|RCW chicks banded for continued monitoring of RCW populations on property enrolled in the Safe Harbor Program.|
This endangered species project is intended to continue publicizing and implementing the RCW Safe Harbor program in Alabama to continue to make the program stronger in Alabama. Implementation efforts focus on enrolling additional forest lands and monitoring properties that are currently enrolled in the program. Benefits to the RCW in Alabama include increased protection and expansion of existing populations, establishment of new populations, and expanded suitable habitat for the species. Expected benefits for participating landowners are protection and assurance that they will not incur additional legal restrictions beyond a baseline condition agreed upon when they enter into the agreement. These activities will help contribute to the recovery of this endangered species. Other species of conservation concern that rely on open, mature pine woodlands, such as eastern indigo snake, Bachman's sparrow, gopher tortoise, southeastern pocket gopher, and bobwhite quail, will also benefit from management of red-cockaded woodpeckers on private lands under the Safe Harbor agreement.
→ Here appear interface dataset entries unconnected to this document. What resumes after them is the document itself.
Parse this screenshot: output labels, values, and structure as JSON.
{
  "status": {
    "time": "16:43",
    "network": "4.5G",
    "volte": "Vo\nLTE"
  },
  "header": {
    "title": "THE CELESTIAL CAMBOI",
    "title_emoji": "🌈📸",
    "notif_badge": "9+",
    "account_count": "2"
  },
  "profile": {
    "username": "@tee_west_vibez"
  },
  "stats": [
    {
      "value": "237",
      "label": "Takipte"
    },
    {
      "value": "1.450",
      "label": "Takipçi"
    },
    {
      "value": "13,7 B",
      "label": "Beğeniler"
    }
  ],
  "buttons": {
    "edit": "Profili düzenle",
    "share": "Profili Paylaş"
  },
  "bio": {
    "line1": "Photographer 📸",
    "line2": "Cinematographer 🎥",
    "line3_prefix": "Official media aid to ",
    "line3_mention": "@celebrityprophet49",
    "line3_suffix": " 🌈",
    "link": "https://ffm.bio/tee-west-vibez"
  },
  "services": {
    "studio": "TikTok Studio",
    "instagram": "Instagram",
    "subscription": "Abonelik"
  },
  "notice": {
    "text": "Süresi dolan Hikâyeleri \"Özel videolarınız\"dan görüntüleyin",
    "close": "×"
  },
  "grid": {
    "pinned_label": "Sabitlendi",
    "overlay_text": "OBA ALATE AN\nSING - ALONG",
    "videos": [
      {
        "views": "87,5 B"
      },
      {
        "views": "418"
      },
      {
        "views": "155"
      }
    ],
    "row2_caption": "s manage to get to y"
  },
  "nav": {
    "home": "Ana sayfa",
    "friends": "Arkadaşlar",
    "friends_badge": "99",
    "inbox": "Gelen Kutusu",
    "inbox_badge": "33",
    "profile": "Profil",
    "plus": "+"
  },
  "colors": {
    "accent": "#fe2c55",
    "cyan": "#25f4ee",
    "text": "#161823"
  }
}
For more information on the RCW Safe Harbor Program in Alabama contact Carrie Threadgill.